*** Opening Data for review ***

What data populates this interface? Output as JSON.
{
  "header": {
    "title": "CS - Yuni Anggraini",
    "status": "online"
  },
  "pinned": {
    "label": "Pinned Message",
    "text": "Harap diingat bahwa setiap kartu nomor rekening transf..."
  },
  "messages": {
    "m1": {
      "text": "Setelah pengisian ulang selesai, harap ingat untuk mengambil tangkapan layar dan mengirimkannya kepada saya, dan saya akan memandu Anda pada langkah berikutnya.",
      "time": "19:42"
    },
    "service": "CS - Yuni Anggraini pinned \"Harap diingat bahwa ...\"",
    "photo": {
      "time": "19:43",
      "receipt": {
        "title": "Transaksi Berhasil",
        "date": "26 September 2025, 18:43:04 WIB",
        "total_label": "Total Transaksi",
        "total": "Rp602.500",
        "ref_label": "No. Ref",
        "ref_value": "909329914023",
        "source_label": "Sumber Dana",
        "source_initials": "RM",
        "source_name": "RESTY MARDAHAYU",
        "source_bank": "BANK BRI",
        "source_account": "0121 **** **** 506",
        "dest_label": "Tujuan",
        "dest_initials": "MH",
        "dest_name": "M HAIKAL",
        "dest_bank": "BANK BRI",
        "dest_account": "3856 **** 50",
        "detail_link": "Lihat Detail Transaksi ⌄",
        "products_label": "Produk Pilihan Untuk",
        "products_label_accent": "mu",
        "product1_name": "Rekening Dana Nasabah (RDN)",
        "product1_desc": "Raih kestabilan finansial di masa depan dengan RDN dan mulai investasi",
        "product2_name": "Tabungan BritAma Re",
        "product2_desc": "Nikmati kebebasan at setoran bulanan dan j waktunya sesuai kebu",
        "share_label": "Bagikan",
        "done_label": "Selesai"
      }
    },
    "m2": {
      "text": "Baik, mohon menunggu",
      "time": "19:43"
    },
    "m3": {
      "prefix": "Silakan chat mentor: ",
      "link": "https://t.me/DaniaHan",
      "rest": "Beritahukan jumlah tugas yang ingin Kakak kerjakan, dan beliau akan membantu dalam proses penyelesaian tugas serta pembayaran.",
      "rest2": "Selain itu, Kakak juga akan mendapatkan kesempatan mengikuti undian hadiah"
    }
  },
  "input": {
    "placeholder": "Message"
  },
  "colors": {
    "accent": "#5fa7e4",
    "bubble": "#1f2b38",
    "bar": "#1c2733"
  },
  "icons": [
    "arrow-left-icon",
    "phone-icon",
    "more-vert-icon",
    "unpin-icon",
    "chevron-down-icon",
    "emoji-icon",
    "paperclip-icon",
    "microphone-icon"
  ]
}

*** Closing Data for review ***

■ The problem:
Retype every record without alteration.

■ Response to this task:
What data populates this interface? Output as JSON.
{
  "header": {
    "title": "CS - Yuni Anggraini",
    "status": "online"
  },
  "pinned": {
    "label": "Pinned Message",
    "text": "Harap diingat bahwa setiap kartu nomor rekening transf..."
  },
  "messages": {
    "m1": {
      "text": "Setelah pengisian ulang selesai, harap ingat untuk mengambil tangkapan layar dan mengirimkannya kepada saya, dan saya akan memandu Anda pada langkah berikutnya.",
      "time": "19:42"
    },
    "service": "CS - Yuni Anggraini pinned \"Harap diingat bahwa ...\"",
    "photo": {
      "time": "19:43",
      "receipt": {
        "title": "Transaksi Berhasil",
        "date": "26 September 2025, 18:43:04 WIB",
        "total_label": "Total Transaksi",
        "total": "Rp602.500",
        "ref_label": "No. Ref",
        "ref_value": "909329914023",
        "source_label": "Sumber Dana",
        "source_initials": "RM",
        "source_name": "RESTY MARDAHAYU",
        "source_bank": "BANK BRI",
        "source_account": "0121 **** **** 506",
        "dest_label": "Tujuan",
        "dest_initials": "MH",
        "dest_name": "M HAIKAL",
        "dest_bank": "BANK BRI",
        "dest_account": "3856 **** 50",
        "detail_link": "Lihat Detail Transaksi ⌄",
        "products_label": "Produk Pilihan Untuk",
        "products_label_accent": "mu",
        "product1_name": "Rekening Dana Nasabah (RDN)",
        "product1_desc": "Raih kestabilan finansial di masa depan dengan RDN dan mulai investasi",
        "product2_name": "Tabungan BritAma Re",
        "product2_desc": "Nikmati kebebasan at setoran bulanan dan j waktunya sesuai kebu",
        "share_label": "Bagikan",
        "done_label": "Selesai"
      }
    },
    "m2": {
      "text": "Baik, mohon menunggu",
      "time": "19:43"
    },
    "m3": {
      "prefix": "Silakan chat mentor: ",
      "link": "https://t.me/DaniaHan",
      "rest": "Beritahukan jumlah tugas yang ingin Kakak kerjakan, dan beliau akan membantu dalam proses penyelesaian tugas serta pembayaran.",
      "rest2": "Selain itu, Kakak juga akan mendapatkan kesempatan mengikuti undian hadiah"
    }
  },
  "input": {
    "placeholder": "Message"
  },
  "colors": {
    "accent": "#5fa7e4",
    "bubble": "#1f2b38",
    "bar": "#1c2733"
  },
  "icons": [
    "arrow-left-icon",
    "phone-icon",
    "more-vert-icon",
    "unpin-icon",
    "chevron-down-icon",
    "emoji-icon",
    "paperclip-icon",
    "microphone-icon"
  ]
}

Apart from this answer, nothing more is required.